◆ **ABOUT THIS TASK**:
Scan the records for "title". Report each line that includes it.

◆ **DATA TO USE**:

______

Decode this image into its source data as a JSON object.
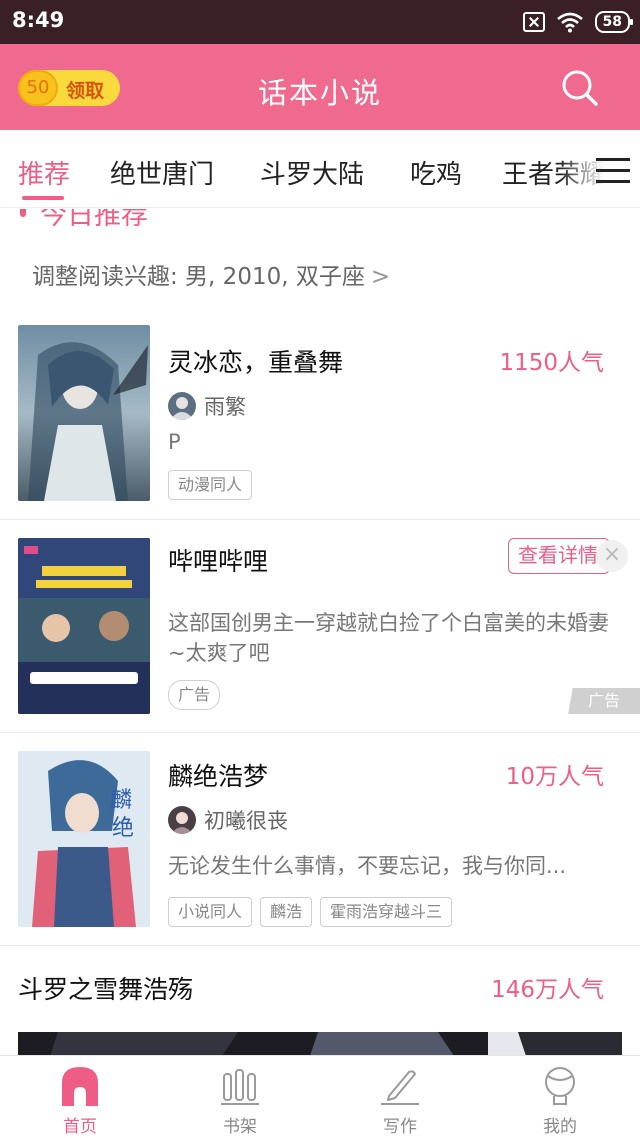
{
  "status_bar": {
    "time": "8:49",
    "battery": "58"
  },
  "header": {
    "coin_amount": "50",
    "claim_label": "领取",
    "title": "话本小说"
  },
  "tabs": [
    "推荐",
    "绝世唐门",
    "斗罗大陆",
    "吃鸡",
    "王者荣耀"
  ],
  "section": {
    "title": "今日推荐",
    "preference_text": "调整阅读兴趣: 男, 2010, 双子座",
    "chevron": ">"
  },
  "cards": [
    {
      "title": "灵冰恋，重叠舞",
      "popularity": "1150人气",
      "author": "雨繁",
      "desc": "P",
      "tags": [
        "动漫同人"
      ]
    },
    {
      "title": "哔哩哔哩",
      "detail_button": "查看详情",
      "close": "×",
      "desc": "这部国创男主一穿越就白捡了个白富美的未婚妻~太爽了吧",
      "tag": "广告",
      "ad_mark": "广告"
    },
    {
      "title": "麟绝浩梦",
      "popularity": "10万人气",
      "author": "初曦很丧",
      "desc": "无论发生什么事情，不要忘记，我与你同...",
      "tags": [
        "小说同人",
        "麟浩",
        "霍雨浩穿越斗三"
      ]
    },
    {
      "title": "斗罗之雪舞浩殇",
      "popularity": "146万人气"
    }
  ],
  "bottom_nav": [
    "首页",
    "书架",
    "写作",
    "我的"
  ],
  "colors": {
    "accent": "#ee5d85",
    "header_bg": "#f06a8f",
    "status_bg": "#3a1f26"
  }
}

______

◆ **RESULT BELOW**:
    "title": "话本小说"
    "title": "今日推荐",
      "title": "灵冰恋，重叠舞",
      "title": "哔哩哔哩",
      "title": "麟绝浩梦",
      "title": "斗罗之雪舞浩殇",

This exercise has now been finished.